Chatting with the Green Architect (06/30/06)
We were all gathered in Martha Peterson's living room when in came Bob Prudhomme, the green architect from Ferndale. Mr. Prudhomme sat down and gathered us all around and rolled out the plans for the Kensington Children's Cottage and explained this very unique building and his design. We quickly learned that these plans were for one of the first and largest public natural buildings in Michigan. Also, there will be potentially one-half a million people per year visiting the the cottage to learn about the natural building techniques used to construct it.
He said that while this was the first time he did plans for a natural building, he has done many "green" designs before. He did The Green House in Birmingham, Michigan. He said it was important that any building fit naturally into its setting. You can see that the children cottage design includes some field stones on the front...this is because many of the buildings at the Kensington Farm include field stones...and they are, of course, natural. Mr. Prudhomme indicated that the original idea was a small cottage, but Kensington management wanted it to be larger so they could use it as a classroom. Once this was decided it really made the building a public space and the plans needed to be more detailed and they had to be approved by the township.
We all learned that one of the main purposes of the building design was to show as many different natural building techniques as possible without making the building too difficult to construct and maintain. Some of these techniques include:
- Strawbale Walls
- Compressed Earth Block (CEB) Walls and Seats
- Thatched Roof
- Rough Sawn Timbers
- Field Stone Exterior Wall
- Natural Plasters for Coating the Walls
The idea of natural building is that as many of the materials for the building come right from the area surrounding the building site. The clay and sand for the compressed earth block come right from the ground around the cottage. The phragmite, for the thatched roof, will come from wetlands at Kensington. And the fieldstones themselves were found on the Kensington property. The wood timbers for the frame of the cottage will come from ash trees that were killed by the emerald ash borer. These trees then live on at the park...instead of being ground up to wood chips. Mr. Prudhomme invited us to come see these trees be cut in July.
While as much of the cottage as possible is natural, sometimes the requirements make it necessary to use "non-natural" materials. For example, a concrete floor had to be used to accomodate the potentially large number of visitors to the cottage, since there is not a natural material that can withstand such a high volume of traffic. However, even in this case, Bob said you try to minimize the amount of "non-natural" material you use. Bob was able to come up with a design for the foundation that dramatically reduced the amount of concrete that had to be used.
Here are some of the really cool parts of Mr. Prudhomme's design. Theres a lot of detail in the plans, so we picked out a few things that we thought you'd be interested in. Ever wondered how to make a thatch roof?
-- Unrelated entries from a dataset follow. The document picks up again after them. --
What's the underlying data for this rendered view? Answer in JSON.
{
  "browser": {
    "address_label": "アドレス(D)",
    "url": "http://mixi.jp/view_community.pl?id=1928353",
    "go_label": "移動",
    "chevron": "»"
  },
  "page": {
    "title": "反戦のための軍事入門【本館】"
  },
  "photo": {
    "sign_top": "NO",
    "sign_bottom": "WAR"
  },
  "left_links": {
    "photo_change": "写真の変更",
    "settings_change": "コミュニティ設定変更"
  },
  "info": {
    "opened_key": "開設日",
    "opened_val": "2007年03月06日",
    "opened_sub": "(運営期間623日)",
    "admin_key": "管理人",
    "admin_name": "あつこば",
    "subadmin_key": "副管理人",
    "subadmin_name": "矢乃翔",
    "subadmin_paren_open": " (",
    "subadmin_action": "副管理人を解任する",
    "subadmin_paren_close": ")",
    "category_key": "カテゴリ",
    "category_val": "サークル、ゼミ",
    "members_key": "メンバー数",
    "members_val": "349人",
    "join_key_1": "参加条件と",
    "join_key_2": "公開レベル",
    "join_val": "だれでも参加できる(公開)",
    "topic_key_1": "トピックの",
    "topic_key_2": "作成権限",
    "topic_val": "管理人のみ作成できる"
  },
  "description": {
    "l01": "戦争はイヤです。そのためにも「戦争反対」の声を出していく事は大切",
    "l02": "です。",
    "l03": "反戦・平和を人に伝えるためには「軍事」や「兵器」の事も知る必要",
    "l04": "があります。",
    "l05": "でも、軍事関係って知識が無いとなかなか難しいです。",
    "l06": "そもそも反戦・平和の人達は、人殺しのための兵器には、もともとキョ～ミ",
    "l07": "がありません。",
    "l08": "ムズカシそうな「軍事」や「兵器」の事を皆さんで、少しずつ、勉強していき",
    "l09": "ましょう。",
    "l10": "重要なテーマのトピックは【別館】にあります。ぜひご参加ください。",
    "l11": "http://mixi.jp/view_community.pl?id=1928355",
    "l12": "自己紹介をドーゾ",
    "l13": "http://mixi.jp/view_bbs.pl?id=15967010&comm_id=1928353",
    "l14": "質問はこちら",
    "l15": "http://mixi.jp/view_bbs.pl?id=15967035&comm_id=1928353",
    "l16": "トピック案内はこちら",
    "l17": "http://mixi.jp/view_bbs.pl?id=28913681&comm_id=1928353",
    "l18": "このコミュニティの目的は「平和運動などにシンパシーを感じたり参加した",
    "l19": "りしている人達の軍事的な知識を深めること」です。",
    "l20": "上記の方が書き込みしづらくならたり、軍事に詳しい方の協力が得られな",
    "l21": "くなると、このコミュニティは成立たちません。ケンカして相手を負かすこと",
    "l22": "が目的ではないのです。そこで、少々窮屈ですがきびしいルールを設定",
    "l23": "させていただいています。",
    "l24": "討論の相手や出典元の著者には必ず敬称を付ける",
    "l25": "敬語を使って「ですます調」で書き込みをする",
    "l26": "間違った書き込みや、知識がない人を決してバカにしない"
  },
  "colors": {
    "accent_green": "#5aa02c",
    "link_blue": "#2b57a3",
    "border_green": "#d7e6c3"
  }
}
Well, wonder no longer. You can click on them to make them bigger.
Click on pictures to see larger image.
We were all very impressed by the passion Mr. Prudhomme has not only for natural building, but for caring for the earth in everything we do. All of the ideas he put into the cottage design were amazing. We appreciated his coming to the meeting and sharing his design for the cottage with us.
You couldn't make Mr. Prudhomme's presentation? Don't worry. It's available by just clicking on the links below. You'll enjoy hearing right from Mr. Prudhomme himself and you can enjoy his gentlemanly southern drawl.
Audio Podcast >>> Bob Prudhomme Architecting Naturally - Part 1
Audio Podcast >>> Bob Prudhomme Architecting Naturally - Part 2